* Center Square…
A poll of Illinois residents found many think Gov. J.B. Pritzker’s progressive income tax proposal will have a negative effect on the state’s businesses, leading to layoffs or relocation in response to the higher rates.
The Illinois Business Association, a nonprofit business advocacy group, commissioned a poll by Chicago-based Ogden & Fry asking Illinois residents about how businesses will fare under Pritzker’s proposed graduated income rates, which are dependent on voters passing a ballot initiative in 2020.
Of 615 randomly sampled likely 2020 General Election voters on Nov. 15, 68 percent agreed with the statement that “Businesses will cut jobs, or relocate jobs out of state, and Illinois’ economy will suffer” under the proposed rates rather than create more jobs to grow the state’s economy.
Fifty-seven percent said they didn’t trust Illinois politicians, saying they though lawmakers would raise rates in the future beyond what was initially proposed.
Um, OK. First of all, if a pollster doesn’t disclose the percentage of landlines and mobile phone contacts, that raises a red flag, and this pollster does not do so. Robopolls can only legally contact landlines.
* Secondly, this is essentially a push poll. Here’s the setup to the first question…
Q1: Governor Pritzker has proposed a new tax increase, the Fair Tax, that changes Illinois’ flat income tax to a progressive income tax that taxes higher levels of income at higher rates. It also increases taxes on corporations and small businesses. The governor says the tax increase is needed to help stabilize Illinois’ budget and grow the state economy. Opponents of the Fair Tax say that raising taxes on the wealthy and businesses will lead to job losses, jobs moving out of state, and economic stagnation.
No indication that the tax increase would be shouldered by just three percent of individual taxpayers.
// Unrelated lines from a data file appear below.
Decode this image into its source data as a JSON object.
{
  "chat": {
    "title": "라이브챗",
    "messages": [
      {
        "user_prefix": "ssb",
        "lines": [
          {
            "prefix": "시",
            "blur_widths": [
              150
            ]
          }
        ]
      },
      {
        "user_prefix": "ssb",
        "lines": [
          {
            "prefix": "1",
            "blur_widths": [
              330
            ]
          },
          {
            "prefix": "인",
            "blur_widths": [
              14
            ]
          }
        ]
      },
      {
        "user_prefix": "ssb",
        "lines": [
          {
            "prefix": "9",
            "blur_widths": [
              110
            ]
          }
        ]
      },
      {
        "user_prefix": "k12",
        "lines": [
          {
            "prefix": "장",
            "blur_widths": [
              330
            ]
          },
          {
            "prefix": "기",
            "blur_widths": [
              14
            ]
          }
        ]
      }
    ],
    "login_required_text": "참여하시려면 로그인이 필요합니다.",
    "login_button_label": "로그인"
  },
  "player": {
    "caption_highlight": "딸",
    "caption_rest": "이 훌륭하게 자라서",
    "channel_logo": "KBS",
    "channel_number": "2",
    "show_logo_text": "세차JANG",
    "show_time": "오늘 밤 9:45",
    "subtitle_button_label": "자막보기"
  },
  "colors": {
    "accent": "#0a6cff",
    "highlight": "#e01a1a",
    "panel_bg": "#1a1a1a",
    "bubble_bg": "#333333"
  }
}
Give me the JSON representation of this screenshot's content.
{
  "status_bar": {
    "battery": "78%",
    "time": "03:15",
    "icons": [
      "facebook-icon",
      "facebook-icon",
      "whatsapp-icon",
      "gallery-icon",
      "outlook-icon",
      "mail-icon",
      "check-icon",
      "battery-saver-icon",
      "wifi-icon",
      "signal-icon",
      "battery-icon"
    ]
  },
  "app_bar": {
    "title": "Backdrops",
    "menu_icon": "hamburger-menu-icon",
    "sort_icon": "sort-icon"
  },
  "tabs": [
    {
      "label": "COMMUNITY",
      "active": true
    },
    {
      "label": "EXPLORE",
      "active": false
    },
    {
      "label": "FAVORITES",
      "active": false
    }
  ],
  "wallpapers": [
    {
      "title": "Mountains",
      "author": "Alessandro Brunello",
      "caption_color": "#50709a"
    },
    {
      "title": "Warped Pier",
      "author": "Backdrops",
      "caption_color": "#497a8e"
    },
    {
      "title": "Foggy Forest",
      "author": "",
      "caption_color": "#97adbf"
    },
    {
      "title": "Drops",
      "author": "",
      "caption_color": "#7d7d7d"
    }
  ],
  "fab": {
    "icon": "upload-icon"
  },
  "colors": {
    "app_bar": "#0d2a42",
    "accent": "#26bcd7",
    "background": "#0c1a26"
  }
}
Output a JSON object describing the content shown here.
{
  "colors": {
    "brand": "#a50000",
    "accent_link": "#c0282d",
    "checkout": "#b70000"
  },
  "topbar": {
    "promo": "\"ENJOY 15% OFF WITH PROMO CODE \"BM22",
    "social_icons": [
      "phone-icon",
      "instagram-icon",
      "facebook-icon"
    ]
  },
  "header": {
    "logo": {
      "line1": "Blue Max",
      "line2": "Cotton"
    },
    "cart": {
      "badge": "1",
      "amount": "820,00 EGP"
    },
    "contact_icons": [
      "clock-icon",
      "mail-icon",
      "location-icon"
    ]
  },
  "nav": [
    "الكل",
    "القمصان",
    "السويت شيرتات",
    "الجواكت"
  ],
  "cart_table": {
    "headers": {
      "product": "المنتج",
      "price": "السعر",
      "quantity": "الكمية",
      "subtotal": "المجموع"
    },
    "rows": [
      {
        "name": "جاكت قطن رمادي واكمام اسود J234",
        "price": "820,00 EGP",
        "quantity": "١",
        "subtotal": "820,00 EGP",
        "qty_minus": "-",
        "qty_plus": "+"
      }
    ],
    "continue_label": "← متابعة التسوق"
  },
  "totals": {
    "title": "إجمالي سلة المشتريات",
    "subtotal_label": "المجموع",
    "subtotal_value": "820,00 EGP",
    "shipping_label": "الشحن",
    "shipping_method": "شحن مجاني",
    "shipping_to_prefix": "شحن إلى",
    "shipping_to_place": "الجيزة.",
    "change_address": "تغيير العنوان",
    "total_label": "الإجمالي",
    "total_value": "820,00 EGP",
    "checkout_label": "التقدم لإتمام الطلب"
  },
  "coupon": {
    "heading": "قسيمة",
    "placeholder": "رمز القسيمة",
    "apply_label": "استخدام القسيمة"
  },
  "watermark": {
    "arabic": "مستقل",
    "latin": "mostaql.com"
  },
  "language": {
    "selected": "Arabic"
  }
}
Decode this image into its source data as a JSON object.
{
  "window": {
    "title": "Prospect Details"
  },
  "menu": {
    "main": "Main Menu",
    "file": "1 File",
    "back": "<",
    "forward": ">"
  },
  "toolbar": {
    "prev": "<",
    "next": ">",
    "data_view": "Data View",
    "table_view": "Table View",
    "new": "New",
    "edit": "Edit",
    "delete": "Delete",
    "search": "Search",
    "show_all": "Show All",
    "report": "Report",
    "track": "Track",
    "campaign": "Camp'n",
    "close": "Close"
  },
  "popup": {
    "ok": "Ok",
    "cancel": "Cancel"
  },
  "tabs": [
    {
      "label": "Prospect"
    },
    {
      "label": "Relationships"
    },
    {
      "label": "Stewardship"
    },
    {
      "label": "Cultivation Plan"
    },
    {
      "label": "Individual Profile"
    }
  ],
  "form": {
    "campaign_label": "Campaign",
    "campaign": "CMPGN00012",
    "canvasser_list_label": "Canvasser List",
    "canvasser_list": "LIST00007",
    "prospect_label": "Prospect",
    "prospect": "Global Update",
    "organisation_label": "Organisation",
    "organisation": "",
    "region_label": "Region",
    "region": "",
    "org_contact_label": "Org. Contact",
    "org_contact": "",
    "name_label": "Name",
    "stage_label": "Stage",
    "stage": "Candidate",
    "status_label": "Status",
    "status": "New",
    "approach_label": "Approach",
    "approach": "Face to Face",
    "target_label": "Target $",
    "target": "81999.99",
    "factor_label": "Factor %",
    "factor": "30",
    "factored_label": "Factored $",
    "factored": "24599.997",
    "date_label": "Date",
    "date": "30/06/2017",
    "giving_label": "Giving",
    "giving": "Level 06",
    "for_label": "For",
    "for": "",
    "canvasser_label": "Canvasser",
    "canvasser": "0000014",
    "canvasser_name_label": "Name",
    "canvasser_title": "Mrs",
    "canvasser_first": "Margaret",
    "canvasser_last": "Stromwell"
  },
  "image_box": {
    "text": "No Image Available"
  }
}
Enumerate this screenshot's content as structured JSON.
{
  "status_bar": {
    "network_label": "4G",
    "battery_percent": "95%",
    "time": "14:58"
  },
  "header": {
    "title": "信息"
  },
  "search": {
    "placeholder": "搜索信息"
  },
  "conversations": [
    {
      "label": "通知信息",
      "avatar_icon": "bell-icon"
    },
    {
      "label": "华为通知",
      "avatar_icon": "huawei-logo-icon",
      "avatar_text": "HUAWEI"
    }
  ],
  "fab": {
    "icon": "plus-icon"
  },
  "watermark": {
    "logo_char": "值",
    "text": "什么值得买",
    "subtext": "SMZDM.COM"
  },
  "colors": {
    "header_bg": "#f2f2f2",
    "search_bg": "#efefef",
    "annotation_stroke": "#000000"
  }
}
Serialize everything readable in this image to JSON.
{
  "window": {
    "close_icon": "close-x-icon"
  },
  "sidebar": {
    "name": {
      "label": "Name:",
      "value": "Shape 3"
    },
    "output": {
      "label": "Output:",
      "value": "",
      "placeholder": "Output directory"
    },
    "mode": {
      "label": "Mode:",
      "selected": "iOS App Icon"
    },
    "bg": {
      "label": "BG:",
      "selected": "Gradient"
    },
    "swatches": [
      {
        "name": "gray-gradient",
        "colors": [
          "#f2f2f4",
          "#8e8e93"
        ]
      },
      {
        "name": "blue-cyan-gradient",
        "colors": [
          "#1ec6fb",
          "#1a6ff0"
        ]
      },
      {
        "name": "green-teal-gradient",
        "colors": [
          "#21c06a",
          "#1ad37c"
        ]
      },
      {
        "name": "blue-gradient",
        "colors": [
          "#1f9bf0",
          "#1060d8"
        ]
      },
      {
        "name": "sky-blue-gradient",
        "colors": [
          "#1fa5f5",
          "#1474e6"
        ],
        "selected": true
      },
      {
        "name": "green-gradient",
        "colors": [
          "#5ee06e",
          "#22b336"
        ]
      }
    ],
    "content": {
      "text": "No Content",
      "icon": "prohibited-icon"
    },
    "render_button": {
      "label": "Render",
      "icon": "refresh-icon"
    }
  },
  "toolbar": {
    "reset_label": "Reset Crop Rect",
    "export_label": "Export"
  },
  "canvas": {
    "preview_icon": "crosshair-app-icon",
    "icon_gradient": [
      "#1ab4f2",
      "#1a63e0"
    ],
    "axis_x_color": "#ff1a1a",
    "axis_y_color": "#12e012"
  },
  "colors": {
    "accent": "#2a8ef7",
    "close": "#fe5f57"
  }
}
Big problem.
Now, here’s the question…
Which of the following statements comes closest to your view, even if neither is one-hundred percent accurate?
Raising taxes on Illinois businesses is a good way to grow the state economy.
Raising taxes on Illinois businesses won’t lead to economic growth.
* After two more such push questions, here’s the final question…
Q4: Over the last decade, states with progressive income tax rates have seen slower growth in jobs and wages compared to states with flat tax rates or no state income taxes. In the most recent state to switch to a progressive income tax, middle class families have seen their taxes go up thirteen percent since it was enacted and the state lost 362,000 jobs. Knowing this, do you support or oppose adopting a progressive income tax?
I’m surprised the support is as high as it is after all that.
* What this poll means is that if the opponents’ message has unfettered access to voters, their argument likely wins. But that won’t happen. The governor has almost unlimited money he can spend on his own arguments.